Nothing to see here. They’ll hand over your data to the authorities at the drop of a hat. Given you can assume everything on Twitter is public, I don’t see this as a huge deal.

In the event that we are involved in a bankruptcy, merger, acquisition, reorganization or sale of assets, your information may be sold or transferred as part of that transaction. This Privacy Policy will apply to your information as transferred to the new entity.

Good. There’s been rumours recently about Twitter being sold to Salesforce, so stating explicitly that this policy remains in force is reassuring.

You can also permanently delete your Twitter account. If you follow the instructions here, your account will be deactivated and then deleted. When deactivated, your account, including your name, username, and public profile, is not viewable on Twitter.com. For up to 30 days after deactivation it is still possible to restore your account if it was accidentally or wrongfully deactivated. Absent a separate arrangement between you and us to extend your deactivation period, after 30 days, we begin the process of deleting your account from our systems, which can take up to a week.

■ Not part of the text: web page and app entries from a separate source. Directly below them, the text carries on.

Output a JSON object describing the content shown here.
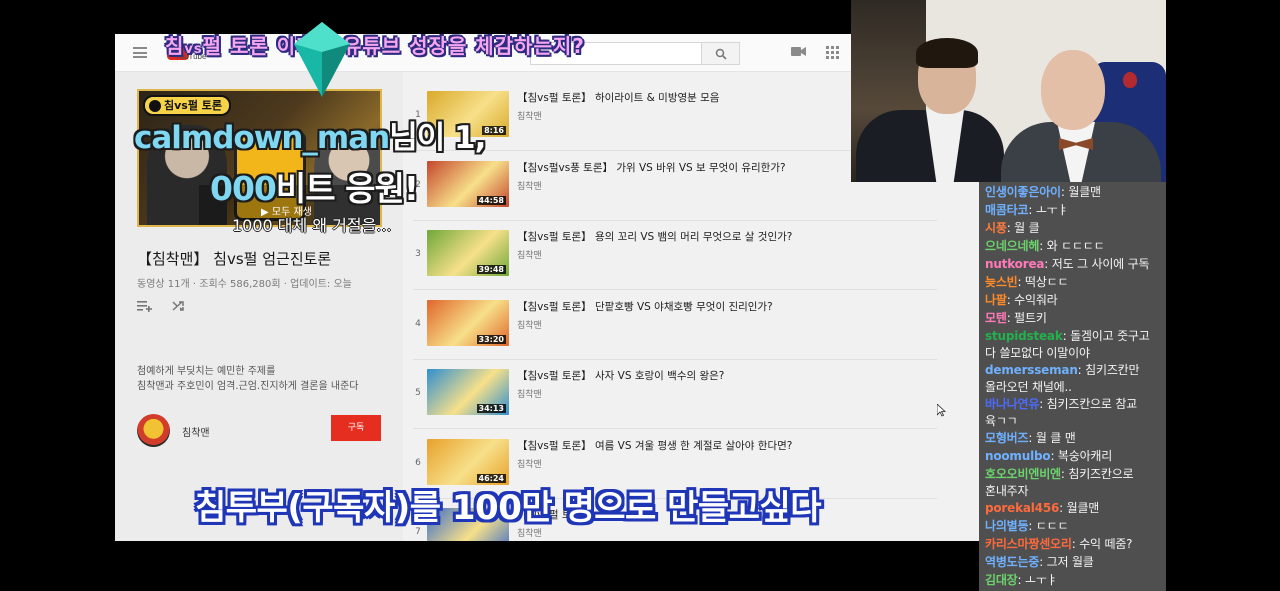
{
  "overlay": {
    "top_text_a": "침",
    "top_text_vs": "vs",
    "top_text_b": "펄 토론 이후의 유튜브 성장을 체감하는지?",
    "donation_user": "calmdown_man",
    "donation_line1_rest": "님이 1,",
    "donation_line2_num": "000",
    "donation_line2_rest": "비트 응원!",
    "donation_message": "1000 대체 왜 거절을...",
    "bottom_caption": "침투부(구독자)를 100만 명으로 만들고싶다"
  },
  "youtube": {
    "logo_text": "YouTube",
    "playlist": {
      "badge": "침vs펄 토론",
      "play_all": "▶ 모두 재생",
      "title": "【침착맨】 침vs펄 엄근진토론",
      "meta": "동영상 11개 · 조회수 586,280회 · 업데이트: 오늘",
      "desc_line1": "첨예하게 부딪치는 예민한 주제를",
      "desc_line2": "침착맨과 주호민이 엄격.근엄.진지하게 결론을 내준다",
      "channel": "침착맨",
      "subscribe": "구독"
    },
    "videos": [
      {
        "index": "1",
        "title": "【침vs펄 토론】 하이라이트 & 미방영분 모음",
        "channel": "침착맨",
        "duration": "8:16",
        "color": "#d9a92a"
      },
      {
        "index": "2",
        "title": "【침vs펄vs풍 토론】 가위 VS 바위 VS 보 무엇이 유리한가?",
        "channel": "침착맨",
        "duration": "44:58",
        "color": "#c4462e"
      },
      {
        "index": "3",
        "title": "【침vs펄 토론】 용의 꼬리 VS 뱀의 머리 무엇으로 살 것인가?",
        "channel": "침착맨",
        "duration": "39:48",
        "color": "#6fa83a"
      },
      {
        "index": "4",
        "title": "【침vs펄 토론】 단팥호빵 VS 야채호빵 무엇이 진리인가?",
        "channel": "침착맨",
        "duration": "33:20",
        "color": "#e0662a"
      },
      {
        "index": "5",
        "title": "【침vs펄 토론】 사자 VS 호랑이 백수의 왕은?",
        "channel": "침착맨",
        "duration": "34:13",
        "color": "#2f8fd0"
      },
      {
        "index": "6",
        "title": "【침vs펄 토론】 여름 VS 겨울 평생 한 계절로 살아야 한다면?",
        "channel": "침착맨",
        "duration": "46:24",
        "color": "#e8a02a"
      },
      {
        "index": "7",
        "title": "【침vs펄 토론】",
        "channel": "침착맨",
        "duration": "",
        "color": "#3a6dc9"
      }
    ]
  },
  "chat": [
    {
      "name": "인생이좋은아이",
      "color": "#6fb0ff",
      "msg": "월클맨"
    },
    {
      "name": "매콤타코",
      "color": "#6fb0ff",
      "msg": "ㅗㅜㅑ"
    },
    {
      "name": "시풍",
      "color": "#ff7a3c",
      "msg": "월 클"
    },
    {
      "name": "으네으네헤",
      "color": "#6cd26c",
      "msg": "와 ㄷㄷㄷㄷ"
    },
    {
      "name": "nutkorea",
      "color": "#ff7ab8",
      "msg": "저도 그 사이에 구독"
    },
    {
      "name": "늦스빈",
      "color": "#ff8a2a",
      "msg": "떡상ㄷㄷ"
    },
    {
      "name": "나팔",
      "color": "#ff8a2a",
      "msg": "수익줘라"
    },
    {
      "name": "모텐",
      "color": "#ff7ab8",
      "msg": "펄트키"
    },
    {
      "name": "stupidsteak",
      "color": "#22b14c",
      "msg": "돌겜이고 줏구고",
      "msg2": "다 쓸모없다 이말이야"
    },
    {
      "name": "demersseman",
      "color": "#6fb0ff",
      "msg": "침키즈칸만",
      "msg2": "올라오던 채널에.."
    },
    {
      "name": "바나나연유",
      "color": "#4b6bff",
      "msg": "침키즈칸으로 참교",
      "msg2": "육ㄱㄱ"
    },
    {
      "name": "모형버즈",
      "color": "#6fb0ff",
      "msg": "월 클 맨"
    },
    {
      "name": "noomulbo",
      "color": "#6fb0ff",
      "msg": "복숭아캐리"
    },
    {
      "name": "호오오비엔비엔",
      "color": "#6cd26c",
      "msg": "침키즈칸으로",
      "msg2": "혼내주자"
    },
    {
      "name": "porekal456",
      "color": "#ff6a3c",
      "msg": "월클맨"
    },
    {
      "name": "나의별등",
      "color": "#6fb0ff",
      "msg": "ㄷㄷㄷ"
    },
    {
      "name": "카리스마짱센오리",
      "color": "#ff6a3c",
      "msg": "수익 떼줌?"
    },
    {
      "name": "역병도는중",
      "color": "#6fb0ff",
      "msg": "그저 월클"
    },
    {
      "name": "김대장",
      "color": "#6cd26c",
      "msg": "ㅗㅜㅑ"
    }
  ]
}
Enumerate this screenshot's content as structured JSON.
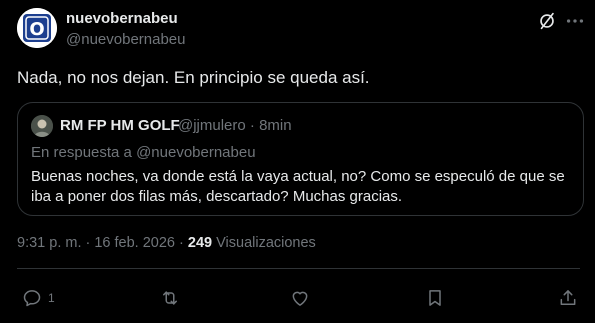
{
  "author": {
    "name": "nuevobernabeu",
    "handle": "@nuevobernabeu",
    "avatar_icon": "nuevobernabeu-logo",
    "avatar_letter": "O"
  },
  "post": {
    "text": "Nada, no nos dejan. En principio se queda así."
  },
  "quoted_post": {
    "author_name": "RM FP HM GOLF",
    "meta": "@jjmulero · 8min",
    "reply_to": "En respuesta a @nuevobernabeu",
    "text_line1": "Buenas noches, va donde está la vaya actual, no? Como se especuló de que se",
    "text_line2": "iba a poner dos filas más, descartado? Muchas gracias."
  },
  "timestamp": {
    "datetime": "9:31 p. m. · 16 feb. 2026 · ",
    "views_count": "249",
    "views_label": " Visualizaciones"
  },
  "actions": {
    "reply_count": "1"
  },
  "icons": [
    "grok-icon",
    "more-icon",
    "reply-icon",
    "repost-icon",
    "like-icon",
    "bookmark-icon",
    "share-icon"
  ],
  "colors": {
    "background": "#000000",
    "text": "#e7e9ea",
    "muted": "#71767b",
    "border": "#2f3336",
    "logo_blue": "#1d3f8f"
  }
}
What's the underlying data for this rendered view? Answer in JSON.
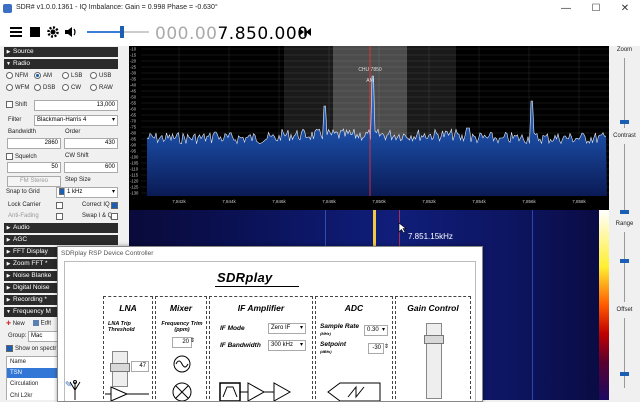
{
  "window": {
    "title": "SDR# v1.0.0.1361 - IQ Imbalance: Gain = 0.998 Phase = -0.630°",
    "minimize": "—",
    "maximize": "☐",
    "close": "✕"
  },
  "toolbar": {
    "freq_dim": "000.00",
    "freq_main": "7.850.000"
  },
  "panel": {
    "sections": {
      "source": "Source",
      "radio": "Radio",
      "audio": "Audio",
      "agc": "AGC",
      "fft": "FFT Display",
      "zoom": "Zoom FFT *",
      "noise": "Noise Blanke",
      "digital": "Digital Noise",
      "recording": "Recording *",
      "freqman": "Frequency M"
    },
    "modes": [
      {
        "label": "NFM",
        "on": false
      },
      {
        "label": "AM",
        "on": true
      },
      {
        "label": "LSB",
        "on": false
      },
      {
        "label": "USB",
        "on": false
      },
      {
        "label": "WFM",
        "on": false
      },
      {
        "label": "DSB",
        "on": false
      },
      {
        "label": "CW",
        "on": false
      },
      {
        "label": "RAW",
        "on": false
      }
    ],
    "shift_label": "Shift",
    "shift_value": "13,000",
    "filter_label": "Filter",
    "filter_value": "Blackman-Harris 4",
    "bandwidth_label": "Bandwidth",
    "bandwidth_value": "2860",
    "order_label": "Order",
    "order_value": "430",
    "squelch_label": "Squelch",
    "squelch_value": "50",
    "cwshift_label": "CW Shift",
    "cwshift_value": "600",
    "fmstereo_label": "FM Stereo",
    "stepsize_label": "Step Size",
    "snap_label": "Snap to Grid",
    "snap_value": "1 kHz",
    "lockcarrier_label": "Lock Carrier",
    "correctiq_label": "Correct IQ",
    "antifading_label": "Anti-Fading",
    "swapiq_label": "Swap I & Q",
    "fm_new": "New",
    "fm_edit": "Edit",
    "fm_group_label": "Group:",
    "fm_group_value": "Mac",
    "fm_show_label": "Show on spectr",
    "fm_col_name": "Name",
    "fm_rows": [
      "TSN",
      "Circulation",
      "Chl L2kr"
    ]
  },
  "spectrum": {
    "db_ticks": [
      "-10",
      "-15",
      "-20",
      "-25",
      "-30",
      "-35",
      "-40",
      "-45",
      "-50",
      "-55",
      "-60",
      "-65",
      "-70",
      "-75",
      "-80",
      "-85",
      "-90",
      "-95",
      "-100",
      "-105",
      "-110",
      "-115",
      "-120",
      "-125",
      "-130"
    ],
    "freq_ticks": [
      "7,842k",
      "7,844k",
      "7,846k",
      "7,848k",
      "7,850k",
      "7,852k",
      "7,854k",
      "7,856k",
      "7,858k"
    ],
    "channel_label": "CHU 7850",
    "mode_label": "AM"
  },
  "waterfall": {
    "cursor_freq": "7.851.15kHz"
  },
  "right": {
    "zoom": "Zoom",
    "contrast": "Contrast",
    "range": "Range",
    "offset": "Offset"
  },
  "dialog": {
    "title": "SDRplay RSP Device Controller",
    "logo": "SDRplay",
    "lna_title": "LNA",
    "lna_trip": "LNA Trip Threshold",
    "lna_value": "47",
    "mixer_title": "Mixer",
    "mixer_trim": "Frequency Trim (ppm)",
    "mixer_value": "20",
    "if_title": "IF Amplifier",
    "if_mode_label": "IF Mode",
    "if_mode_value": "Zero IF",
    "if_bw_label": "IF Bandwidth",
    "if_bw_value": "300 kHz",
    "adc_title": "ADC",
    "adc_rate_label": "Sample Rate",
    "adc_rate_unit": "(MHz)",
    "adc_rate_value": "0.30",
    "adc_set_label": "Setpoint",
    "adc_set_unit": "(dBfs)",
    "adc_set_value": "-30",
    "gain_title": "Gain Control"
  }
}
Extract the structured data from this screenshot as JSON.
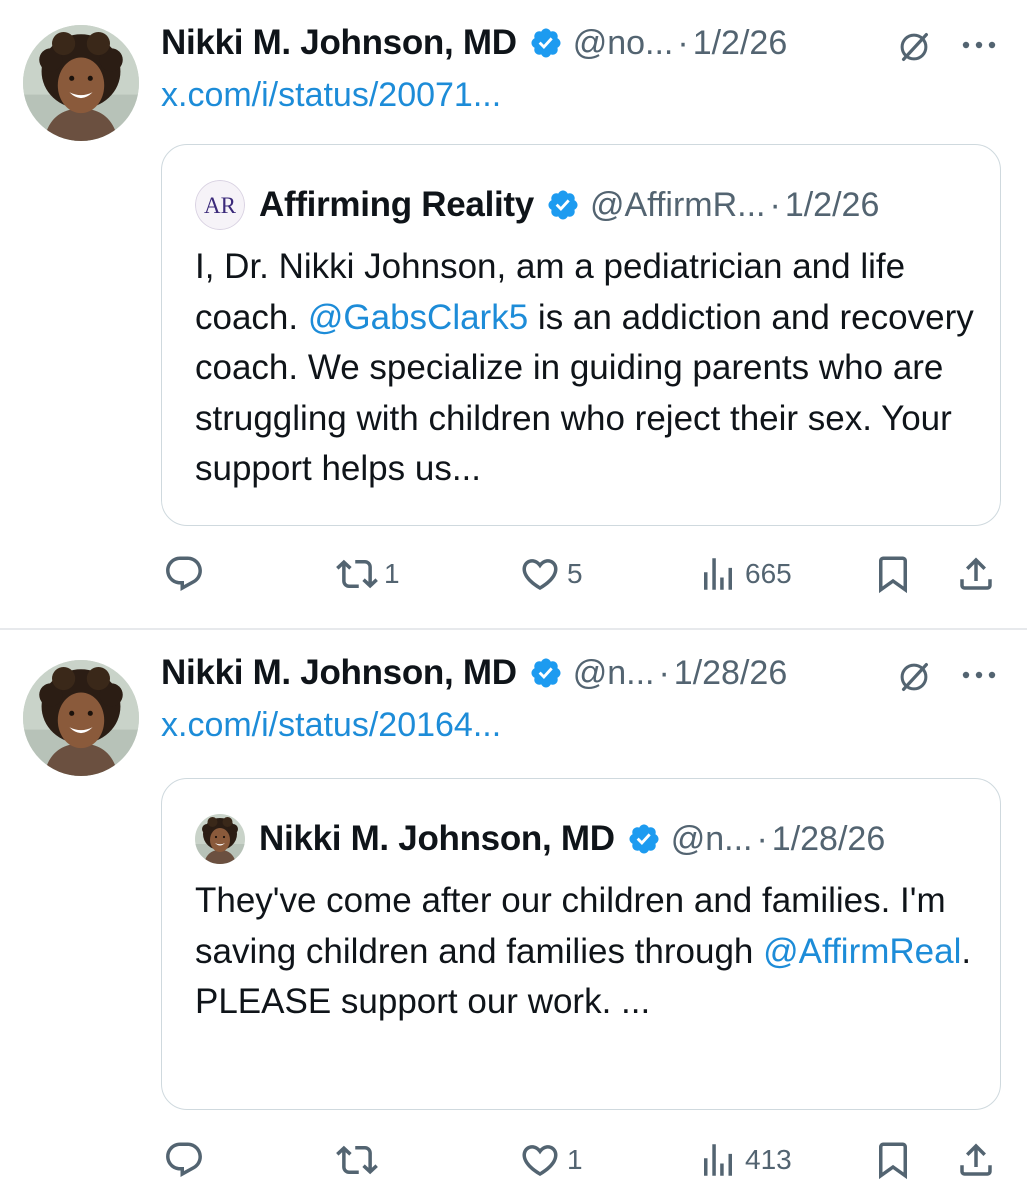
{
  "tweets": [
    {
      "author": {
        "name": "Nikki M. Johnson, MD",
        "handle": "@no...",
        "avatar_icon": "profile-photo"
      },
      "date": "1/2/26",
      "link": "x.com/i/status/20071...",
      "quoted": {
        "author": {
          "name": "Affirming Reality",
          "handle": "@AffirmR...",
          "avatar_text": "AR"
        },
        "date": "1/2/26",
        "text_parts": [
          "I, Dr. Nikki Johnson, am a pediatrician and life coach. ",
          "@GabsClark5",
          " is an addiction and recovery coach. We specialize in guiding parents who are struggling with children who reject their sex. Your support helps us..."
        ]
      },
      "stats": {
        "replies": "",
        "reposts": "1",
        "likes": "5",
        "views": "665"
      }
    },
    {
      "author": {
        "name": "Nikki M. Johnson, MD",
        "handle": "@n...",
        "avatar_icon": "profile-photo"
      },
      "date": "1/28/26",
      "link": "x.com/i/status/20164...",
      "quoted": {
        "author": {
          "name": "Nikki M. Johnson, MD",
          "handle": "@n...",
          "avatar_icon": "profile-photo"
        },
        "date": "1/28/26",
        "text_parts": [
          "They've come after our children and families. I'm saving children and families through ",
          "@AffirmReal",
          ". PLEASE support our work. ..."
        ]
      },
      "stats": {
        "replies": "",
        "reposts": "",
        "likes": "1",
        "views": "413"
      }
    }
  ],
  "colors": {
    "accent": "#1d8cd8",
    "secondary_text": "#536471",
    "verified": "#1d9bf0",
    "border": "#cfd9de"
  },
  "icons": [
    "verified-badge",
    "grok-icon",
    "more-icon",
    "reply-icon",
    "repost-icon",
    "like-icon",
    "views-icon",
    "bookmark-icon",
    "share-icon"
  ]
}
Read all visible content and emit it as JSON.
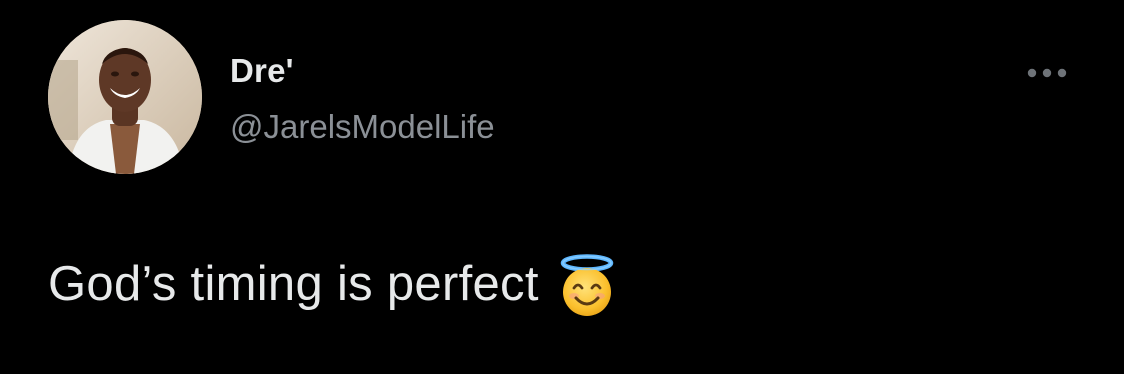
{
  "tweet": {
    "author": {
      "display_name": "Dre'",
      "handle": "@JarelsModelLife",
      "avatar_icon": "profile-photo"
    },
    "more_icon": "more-horizontal-icon",
    "text": "God’s timing is perfect",
    "emoji": "smiling-face-with-halo-emoji",
    "colors": {
      "background": "#000000",
      "primary_text": "#e7e9ea",
      "secondary_text": "#8b9096"
    }
  }
}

I find it hilarous that it takes ‘up to a week’ to delete a Twitter account, but hey.

Privacy Shield participants are subject to the investigatory and enforcement powers of the US Federal Trade Commission and other authorized statutory bodies. Under certain circumstances, participants may be liable for the transfer of personal information from the EU to third parties outside the EU.

I need to do more research about the Privacy Shield, but I think it replaces previous SafeHarbor agreements. 

Finally, this is your regular reminder to download your Twitter archive and back it up somewhere. Happily, they provide this in a way that allows you to unzip the file and upload it to somewhere you can host it on the web. Check out my archive at http://twitter.dougbelshaw.com!